I notice my name written in the center of a clock on which he's replaced the broken hands with a plastic fork and spoon.
Out of the basket comes the cello, which he cradles as if it were his child, kneeling down and placing it gently against the wall.
"I'd go to war to defend it," he says.
Next comes the violin, which goes on top of the cello, followed by several layers of blankets and then a tarp.
"Gotta protect those guys," Nathaniel says.
Now he brings out the violin he bought several years ago in Cleveland at Motter's Music House.
"I use it for my pillow," he says, placing the encased violin on the ground against the wheels of his cart.
He pulls the "Beethoven" stick out of the Ford hubcap and sets it upright against the cart.
"When the rodents come," he explains, "this guy takes care of them."
I ask if he beats the rats.
"No, you tap it on the ground, like this. It scares them away."
How about when you're sleeping? I ask.
Instead of answering, he quotes Shakespeare.
"To be or not to be; that is the question.... "
I stand back, smiling.
Nathaniel gestures theatrically with a gloved hand, his shoulders riding the rhythm of the words.
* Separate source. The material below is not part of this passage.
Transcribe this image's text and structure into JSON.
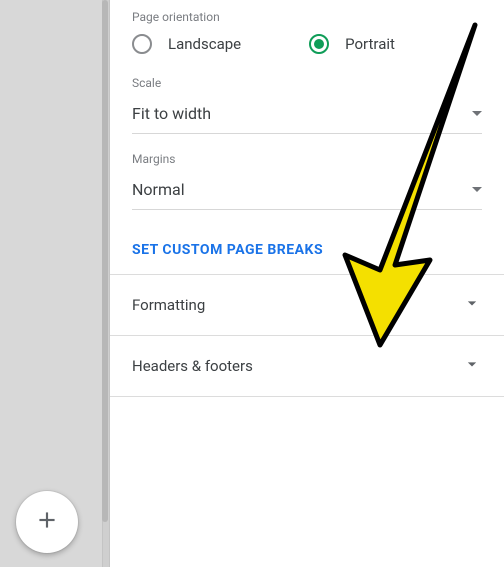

He forgets not a word, and his accent is pitch-perfect. It's Richard Burton's Hamlet in an exclusive skid row performance.
" ... For in that sleep of death what dreams may come when we have shuffled off this mortal coil...."
A piercing human howl rises from somewhere unknown. Next to us, a rail-thin man scratches maniacally, as if his skin were crawling with bugs. Salvagers come jangling through the streets, plucking away bottles and cans.